What you should do —
"Ctrl" appears in how many lines of the entries? State only the number.

Available data —
######

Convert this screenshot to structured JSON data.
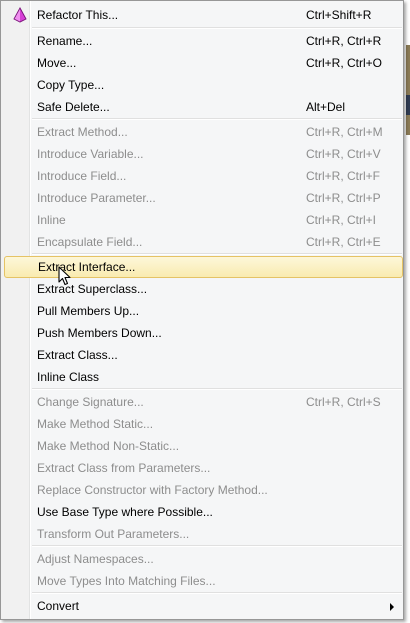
{
  "menu": {
    "refactor_this": {
      "label": "Refactor This...",
      "shortcut": "Ctrl+Shift+R",
      "icon": "refactor-gem-icon"
    },
    "group1": [
      {
        "name": "rename",
        "label": "Rename...",
        "shortcut": "Ctrl+R, Ctrl+R"
      },
      {
        "name": "move",
        "label": "Move...",
        "shortcut": "Ctrl+R, Ctrl+O"
      },
      {
        "name": "copy-type",
        "label": "Copy Type...",
        "shortcut": ""
      },
      {
        "name": "safe-delete",
        "label": "Safe Delete...",
        "shortcut": "Alt+Del"
      }
    ],
    "group2": [
      {
        "name": "extract-method",
        "label": "Extract Method...",
        "shortcut": "Ctrl+R, Ctrl+M"
      },
      {
        "name": "introduce-variable",
        "label": "Introduce Variable...",
        "shortcut": "Ctrl+R, Ctrl+V"
      },
      {
        "name": "introduce-field",
        "label": "Introduce Field...",
        "shortcut": "Ctrl+R, Ctrl+F"
      },
      {
        "name": "introduce-parameter",
        "label": "Introduce Parameter...",
        "shortcut": "Ctrl+R, Ctrl+P"
      },
      {
        "name": "inline",
        "label": "Inline",
        "shortcut": "Ctrl+R, Ctrl+I"
      },
      {
        "name": "encapsulate-field",
        "label": "Encapsulate Field...",
        "shortcut": "Ctrl+R, Ctrl+E"
      }
    ],
    "group3": [
      {
        "name": "extract-interface",
        "label": "Extract Interface..."
      },
      {
        "name": "extract-superclass",
        "label": "Extract Superclass..."
      },
      {
        "name": "pull-members-up",
        "label": "Pull Members Up..."
      },
      {
        "name": "push-members-down",
        "label": "Push Members Down..."
      },
      {
        "name": "extract-class",
        "label": "Extract Class..."
      },
      {
        "name": "inline-class",
        "label": "Inline Class"
      }
    ],
    "group4": [
      {
        "name": "change-signature",
        "label": "Change Signature...",
        "shortcut": "Ctrl+R, Ctrl+S"
      },
      {
        "name": "make-method-static",
        "label": "Make Method Static..."
      },
      {
        "name": "make-method-non-static",
        "label": "Make Method Non-Static..."
      },
      {
        "name": "extract-class-from-parameters",
        "label": "Extract Class from Parameters..."
      },
      {
        "name": "replace-constructor",
        "label": "Replace Constructor with Factory Method..."
      },
      {
        "name": "use-base-type",
        "label": "Use Base Type where Possible..."
      },
      {
        "name": "transform-out-parameters",
        "label": "Transform Out Parameters..."
      }
    ],
    "group5": [
      {
        "name": "adjust-namespaces",
        "label": "Adjust Namespaces..."
      },
      {
        "name": "move-types",
        "label": "Move Types Into Matching Files..."
      }
    ],
    "convert": {
      "label": "Convert",
      "icon": "chevron-right-icon"
    }
  },
  "colors": {
    "highlight_top": "#fdf7d9",
    "highlight_bottom": "#f9ebb0",
    "highlight_border": "#e5c365",
    "disabled_text": "#8d8d8d",
    "gem": "#d43fd4"
  }
}
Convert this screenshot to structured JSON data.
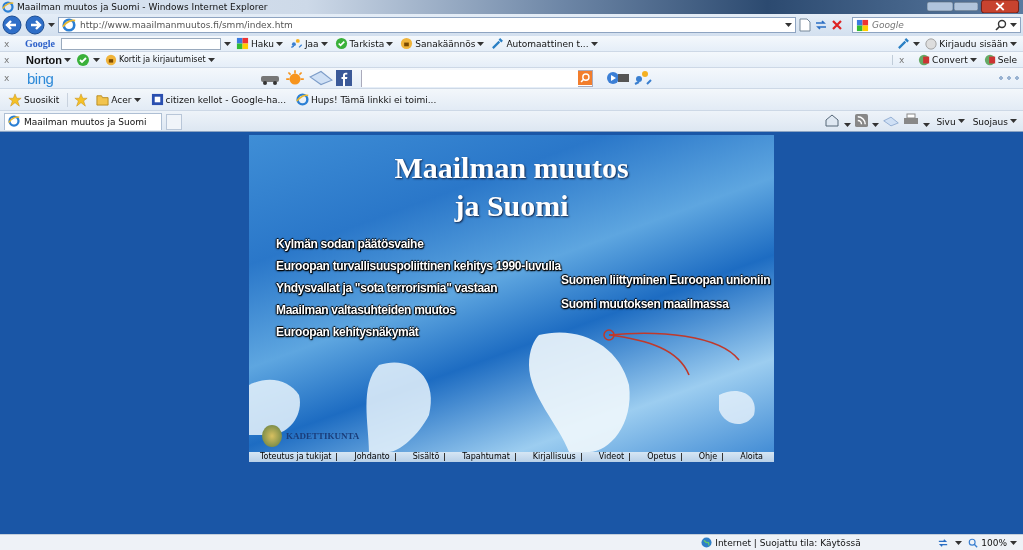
{
  "window": {
    "title": "Maailman muutos ja Suomi - Windows Internet Explorer"
  },
  "address_bar": {
    "url": "http://www.maailmanmuutos.fi/smm/index.htm",
    "search_placeholder": "Google"
  },
  "google_toolbar": {
    "close": "x",
    "logo": "Google",
    "items": [
      {
        "label": "Haku",
        "kind": "menu"
      },
      {
        "label": "Jaa",
        "kind": "menu"
      },
      {
        "label": "Tarkista",
        "kind": "menu"
      },
      {
        "label": "Sanakäännös",
        "kind": "menu"
      },
      {
        "label": "Automaattinen t...",
        "kind": "menu"
      }
    ],
    "sign_in": "Kirjaudu sisään"
  },
  "norton_toolbar": {
    "close": "x",
    "logo": "Norton",
    "cards": "Kortit ja kirjautumiset",
    "close_right": "x",
    "convert": "Convert",
    "select": "Sele"
  },
  "bing_toolbar": {
    "close": "x",
    "logo": "bing"
  },
  "favorites_bar": {
    "favorites": "Suosikit",
    "links": [
      {
        "label": "Acer",
        "kind": "folder"
      },
      {
        "label": "citizen kellot - Google-ha...",
        "kind": "page"
      },
      {
        "label": "Hups! Tämä linkki ei toimi...",
        "kind": "ie"
      }
    ]
  },
  "tabs": [
    {
      "label": "Maailman muutos ja Suomi",
      "selected": true
    }
  ],
  "command_bar": {
    "items": [
      "Sivu",
      "Suojaus"
    ]
  },
  "page": {
    "title_lines": [
      "Maailman muutos",
      "ja Suomi"
    ],
    "topics_left": [
      "Kylmän sodan päätösvaihe",
      "Euroopan turvallisuuspoliittinen kehitys 1990-luvulla",
      "Yhdysvallat ja \"sota terrorismia\" vastaan",
      "Maailman valtasuhteiden muutos",
      "Euroopan kehitysnäkymät"
    ],
    "topics_right": [
      "Suomen liittyminen Euroopan unioniin",
      "Suomi muutoksen maailmassa"
    ],
    "logo_text": "KADETTIKUNTA",
    "nav": [
      "Toteutus ja tukijat",
      "Johdanto",
      "Sisältö",
      "Tapahtumat",
      "Kirjallisuus",
      "Videot",
      "Opetus",
      "Ohje",
      "Aloita"
    ]
  },
  "status_bar": {
    "zone": "Internet | Suojattu tila: Käytössä",
    "zoom": "100%"
  }
}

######

Result of this exercise —
10